Diaspore may not be one of the most notable or popular minerals, but it has many unique and interesting features. Where more popular minerals like azurite have more complex histories and diverse uses, diaspore’s unique characteristics and physical properties have fascinated geology enthusiasts for over two hundred years.
Below, we will explore the history of this interesting mineral.
Diaspore: A Brief History
Like most minerals, diaspore’s history likely dates back before recorded time. The first recorded description of the stone came in 1801, however. It is believed that the first occurrence of the mineral was in Sverdlovsk Oblast, Russia – approximately 1,800 km (1,118.5 miles) west of Moscow.
René Just Haüy, a French minerologist and priest, is credited with coining the term after the Greek word διασπείρειν, which translates to “to scatter” or “disperse.”
While it has been suggested that the name came from the way the rock displaces (or “scatters”) light, Haüy likely gave diaspore its name based upon the sound the mineral makes when disintegrating when exposed to heat.
At the time of diaspore’s discovery in Russia, it was generally considered to be a fairly rare mineral. It has since been discovered in multiple locations across Asia and North America, however, and is believed to be far more common that originally suggested.
Diaspore is an important ore of aluminum and is used in the production of aluminum metal. In 1893, diaspore deposits were discovered in the Bauxite Hills of Les Baux-de-Provence in southern France. These deposits were found to contain large amounts of aluminum, and the discovery of diaspore in Les Baux-de-Provence led to the development of the modern aluminum industry.
Today, diaspore is primarily mined in Turkey, where it is found in large quantities. It is also mined in other parts of the world, including Russia, Greece, and the United States. The largest known deposit of diaspore is located in the Gökçetepe mine in the Mugla Province of southwestern Turkey.
In addition to its use in the production of aluminum, diaspore has other uses as well. It is used as a gemstone and is known for its unique color-changing properties. It is also used in the manufacture of ceramics and as a polishing agent.
Diaspore Cost and Market
If you happen to be holding diaspore, there is good news: it is considered a desirable stone that is relatively rare. As such, you might be able to secure it for a higher price on the market. The downside, obviously, is that you might be paying more if you are trying to purchase the stone for the first time.
While diaspore won’t cost anywhere near as much as diamonds, the cost can range from around forty dollars to several hundred for each carat. If you are finding diaspore for considerably less – say, under five dollars per carat – you are likely not dealing with a high quality stone.

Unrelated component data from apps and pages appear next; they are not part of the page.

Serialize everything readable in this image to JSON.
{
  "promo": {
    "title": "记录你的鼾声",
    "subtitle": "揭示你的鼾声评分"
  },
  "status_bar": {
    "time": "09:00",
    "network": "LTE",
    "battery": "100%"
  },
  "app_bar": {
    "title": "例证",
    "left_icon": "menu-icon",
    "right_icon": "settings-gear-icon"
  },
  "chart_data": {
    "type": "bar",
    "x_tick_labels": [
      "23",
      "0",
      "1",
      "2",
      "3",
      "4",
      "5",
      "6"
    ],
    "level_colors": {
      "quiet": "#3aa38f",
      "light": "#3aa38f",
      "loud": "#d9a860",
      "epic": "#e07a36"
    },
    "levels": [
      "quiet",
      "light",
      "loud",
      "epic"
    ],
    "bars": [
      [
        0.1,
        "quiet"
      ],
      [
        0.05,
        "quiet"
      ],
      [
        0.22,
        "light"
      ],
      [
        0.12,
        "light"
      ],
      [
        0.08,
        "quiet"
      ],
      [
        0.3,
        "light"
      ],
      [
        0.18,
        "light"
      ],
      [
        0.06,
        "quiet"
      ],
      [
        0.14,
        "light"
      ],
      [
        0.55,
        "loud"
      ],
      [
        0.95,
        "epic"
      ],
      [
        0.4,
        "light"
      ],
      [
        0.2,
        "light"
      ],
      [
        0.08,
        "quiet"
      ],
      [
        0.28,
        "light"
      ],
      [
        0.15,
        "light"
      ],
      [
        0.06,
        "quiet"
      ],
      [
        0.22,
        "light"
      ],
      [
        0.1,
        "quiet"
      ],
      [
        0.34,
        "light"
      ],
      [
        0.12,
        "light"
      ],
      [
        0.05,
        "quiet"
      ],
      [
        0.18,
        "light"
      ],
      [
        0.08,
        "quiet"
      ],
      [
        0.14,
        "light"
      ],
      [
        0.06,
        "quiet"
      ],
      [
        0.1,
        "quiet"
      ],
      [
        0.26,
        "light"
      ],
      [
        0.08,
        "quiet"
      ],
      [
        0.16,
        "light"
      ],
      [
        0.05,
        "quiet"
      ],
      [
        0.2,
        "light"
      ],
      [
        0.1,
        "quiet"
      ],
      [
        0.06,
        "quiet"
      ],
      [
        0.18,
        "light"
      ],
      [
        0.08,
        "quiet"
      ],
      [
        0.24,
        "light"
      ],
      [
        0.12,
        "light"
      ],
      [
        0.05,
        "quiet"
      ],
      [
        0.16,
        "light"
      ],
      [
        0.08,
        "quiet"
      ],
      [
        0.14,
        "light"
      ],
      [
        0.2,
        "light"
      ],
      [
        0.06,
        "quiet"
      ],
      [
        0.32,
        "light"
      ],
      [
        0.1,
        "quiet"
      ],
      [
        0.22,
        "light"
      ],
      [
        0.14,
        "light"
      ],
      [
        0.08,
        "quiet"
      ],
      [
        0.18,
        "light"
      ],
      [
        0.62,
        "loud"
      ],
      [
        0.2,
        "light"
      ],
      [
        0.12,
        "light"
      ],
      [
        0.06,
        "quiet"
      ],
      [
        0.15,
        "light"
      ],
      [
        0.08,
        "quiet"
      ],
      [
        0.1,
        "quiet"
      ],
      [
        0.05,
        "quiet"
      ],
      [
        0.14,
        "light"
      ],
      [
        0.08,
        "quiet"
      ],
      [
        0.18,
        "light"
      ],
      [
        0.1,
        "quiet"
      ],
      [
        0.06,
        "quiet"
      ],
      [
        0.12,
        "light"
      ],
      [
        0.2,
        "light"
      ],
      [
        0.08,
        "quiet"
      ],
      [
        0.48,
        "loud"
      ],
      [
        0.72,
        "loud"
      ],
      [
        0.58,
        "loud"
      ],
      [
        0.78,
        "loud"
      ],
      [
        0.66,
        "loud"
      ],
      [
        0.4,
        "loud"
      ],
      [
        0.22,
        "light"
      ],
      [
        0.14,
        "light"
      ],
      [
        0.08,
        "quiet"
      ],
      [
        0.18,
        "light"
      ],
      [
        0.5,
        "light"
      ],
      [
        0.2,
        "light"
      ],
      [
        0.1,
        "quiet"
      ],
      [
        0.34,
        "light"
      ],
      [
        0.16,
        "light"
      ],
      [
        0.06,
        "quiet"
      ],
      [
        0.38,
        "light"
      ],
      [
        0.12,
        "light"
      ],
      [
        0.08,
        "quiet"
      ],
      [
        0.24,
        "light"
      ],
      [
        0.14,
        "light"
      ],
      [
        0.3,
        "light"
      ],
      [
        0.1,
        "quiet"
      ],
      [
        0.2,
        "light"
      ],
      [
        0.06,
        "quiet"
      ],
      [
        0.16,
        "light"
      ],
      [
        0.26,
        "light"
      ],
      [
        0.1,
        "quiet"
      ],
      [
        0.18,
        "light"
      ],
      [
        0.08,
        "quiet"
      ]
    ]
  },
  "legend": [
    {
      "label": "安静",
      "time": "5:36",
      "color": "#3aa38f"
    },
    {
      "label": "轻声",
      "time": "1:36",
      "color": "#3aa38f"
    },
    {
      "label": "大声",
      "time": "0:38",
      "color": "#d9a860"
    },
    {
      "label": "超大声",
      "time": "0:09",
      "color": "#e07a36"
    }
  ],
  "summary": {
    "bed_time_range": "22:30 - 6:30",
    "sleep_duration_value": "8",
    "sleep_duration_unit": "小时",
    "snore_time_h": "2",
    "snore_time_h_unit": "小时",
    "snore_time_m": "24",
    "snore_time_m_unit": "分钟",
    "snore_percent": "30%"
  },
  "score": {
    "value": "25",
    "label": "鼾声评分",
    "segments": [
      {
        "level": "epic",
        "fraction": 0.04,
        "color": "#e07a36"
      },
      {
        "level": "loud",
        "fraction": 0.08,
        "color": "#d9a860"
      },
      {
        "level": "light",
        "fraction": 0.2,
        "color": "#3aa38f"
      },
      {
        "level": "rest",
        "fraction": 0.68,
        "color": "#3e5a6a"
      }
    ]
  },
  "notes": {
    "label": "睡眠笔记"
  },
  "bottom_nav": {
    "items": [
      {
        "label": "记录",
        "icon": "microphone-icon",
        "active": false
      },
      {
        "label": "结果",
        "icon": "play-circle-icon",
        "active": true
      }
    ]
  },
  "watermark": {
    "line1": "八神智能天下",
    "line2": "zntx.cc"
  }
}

As with all stones, it is important to speak with a specialist before making any major purchases.
Alternative Names for Diaspore
Here’s a fun fact that many might not know.
On the market, you can often find diaspore sold under a couple different names. Those names include csarite and zultanite.
That said, these alternative names are most commonly used when referring to stones derived from the Aydin and Mugla regions of southeast Turkey.
Where is Diaspore Found Naturally?
For collectors and enthusiasts, it is worth noting that diaspore occurs naturally in a variety of locations, including:
- Russia: Primarily in the Ural Mountains, a chain running north-to-south in west/west-central Russia
- Brazil: Occurs in Bahia state, located on the eastern shore of the country
- China: Typically in the Guangxi and Hunan provinces
- United States: Interestingly, diaspore has been found in both Colorado and California but also North Carolina
Prevalence: Is it Rare?
Now, the catch is that diaspore, despite being found in numerous locations, is not typically found in large quantities.
If you are sitting on a collection of quality stones, then, you may see their value increase with time.